"I wanted to play flute, because it seemed so easy to carry," says Jones laughing, "but my mother hated flute so I ended up playing the violin, and that's worked out all right." A nice understatement. Jones is one of the best violinists in Washington, and in the relatively small world of jazz violinists, she's developing an international reputation.
Born in the Bronx, raised in Baltimore, Jones has made Washington her home since the mid-'70s. She has honed her chops playing in a ridiculously wide range of groups. "My first real professional band was called Ladyfinger, in the late '70s," she says. A folkie trio, they played the Washington club circuit for years. She played in several rock bands, at a time when few had violinists. "In a way I was a pioneer," she says. "Because the electronics of amplified violins were very primitive then, compared to now, I had to develop a lot of that sound myself, to get heard over drums and electric guitars.
Jones then took a gig in the country house band at Club Stabilesin Baltimore. " Chick Hall played guitar in that band, which was a great education," she says. But all the while it was jazz that pulled at her. "If I was playing a gig just for fun and not money, it would be jazz," she says. She points to the legendary Stephane Grappelli for her initial forays away from classical and into jazz. "There's so much joy in his music," Jones says. "If I were listening to him, you could tell me World War III was breaking out and I'd still be grinning."
It's clear in her light, fluid lines that Grappelli is her greatest influence. "That's true, but I hope I don't just try to cop his licks," she says. "It's that feeling of his I try to capture. If I can make people happy or move people the way he did, then it's been a good night, a good gig."
As a professional musician, Jones helps pay the bills by playing with area klezmer and mariachi bands, and hopes to join a Latin dance band ("I've really been listening to a lot of Cachao and other Latin jazz orchestras," she says). But to truly get a sense of her artistry, see her with her own band. She'll be at Staccato (202/232-2228) Sunday with guitarist Bruce Katsu, cellist Fred Lieder and drummer-percussionist Tom Jones (her husband, who will join in after he plays in "Hot Mikado" at Ford's Theatre that night). She'll also be at Bangkok Blues on June 25 (703/534-0095).

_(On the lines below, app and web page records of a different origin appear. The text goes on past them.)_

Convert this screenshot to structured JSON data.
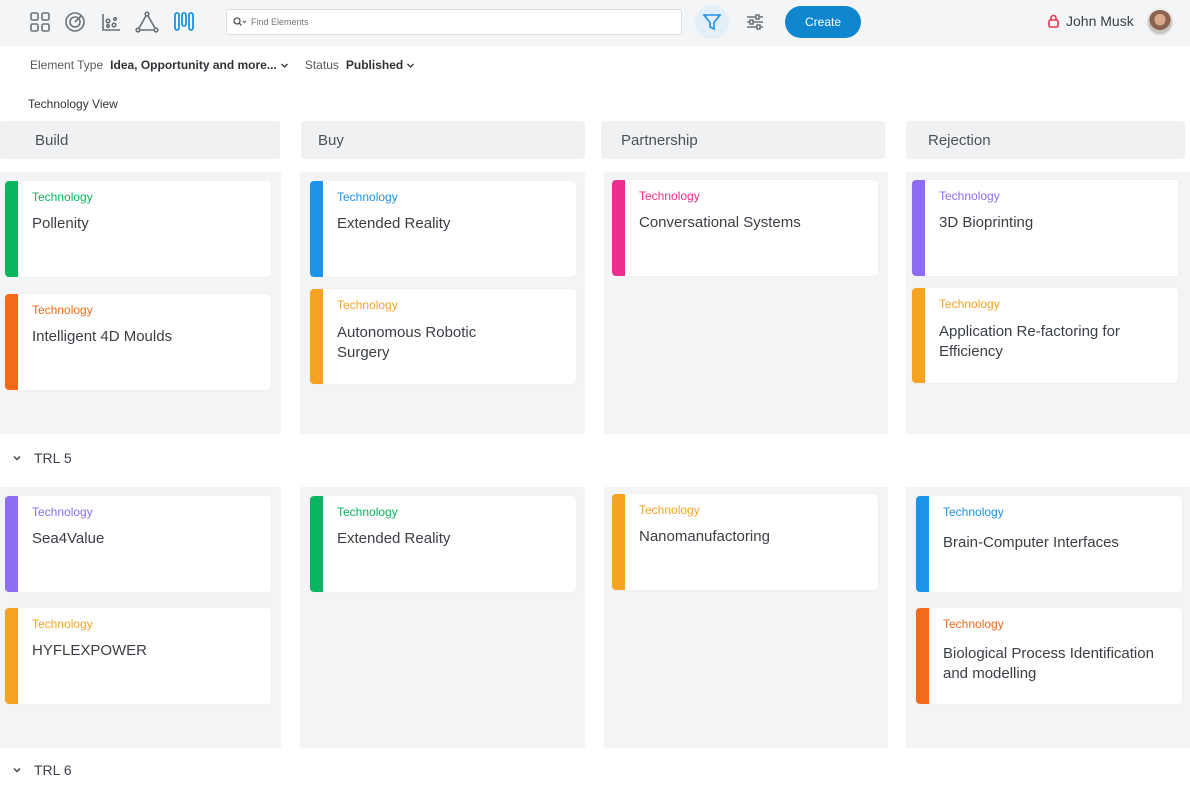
{
  "toolbar": {
    "search_placeholder": "Find Elements",
    "create_label": "Create",
    "user_name": "John Musk"
  },
  "filters": {
    "element_type_label": "Element Type",
    "element_type_value": "Idea, Opportunity and more...",
    "status_label": "Status",
    "status_value": "Published"
  },
  "view_title": "Technology View",
  "columns": [
    "Build",
    "Buy",
    "Partnership",
    "Rejection"
  ],
  "rows": [
    "TRL 5",
    "TRL 6"
  ],
  "colors": {
    "green": "#0bb45f",
    "orange_red": "#f36a1b",
    "blue": "#1a93e8",
    "amber": "#f7a322",
    "pink": "#ec2e8e",
    "purple": "#8e6ef0",
    "accent": "#1086cf"
  },
  "cards": [
    {
      "tag": "Technology",
      "title": "Pollenity",
      "color": "#0bb45f"
    },
    {
      "tag": "Technology",
      "title": "Intelligent 4D Moulds",
      "color": "#f36a1b"
    },
    {
      "tag": "Technology",
      "title": "Extended Reality",
      "color": "#1a93e8"
    },
    {
      "tag": "Technology",
      "title": "Autonomous Robotic",
      "title2": "Surgery",
      "color": "#f7a322"
    },
    {
      "tag": "Technology",
      "title": "Conversational Systems",
      "color": "#ec2e8e"
    },
    {
      "tag": "Technology",
      "title": "3D Bioprinting",
      "color": "#8e6ef0"
    },
    {
      "tag": "Technology",
      "title": "Application Re-factoring for",
      "title2": "Efficiency",
      "color": "#f7a322"
    },
    {
      "tag": "Technology",
      "title": "Sea4Value",
      "color": "#8e6ef0"
    },
    {
      "tag": "Technology",
      "title": "HYFLEXPOWER",
      "color": "#f7a322"
    },
    {
      "tag": "Technology",
      "title": "Extended Reality",
      "color": "#0bb45f"
    },
    {
      "tag": "Technology",
      "title": "Nanomanufactoring",
      "color": "#f7a322"
    },
    {
      "tag": "Technology",
      "title": "Brain-Computer Interfaces",
      "color": "#1a93e8"
    },
    {
      "tag": "Technology",
      "title": "Biological Process Identification",
      "title2": "and modelling",
      "color": "#f36a1b"
    }
  ]
}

For more information, check out Jones's Web site, www.violindreams.com. "Violin Dreams" is also the name of her CD, a nicely swinging work that I suspect Grappelli would approve of.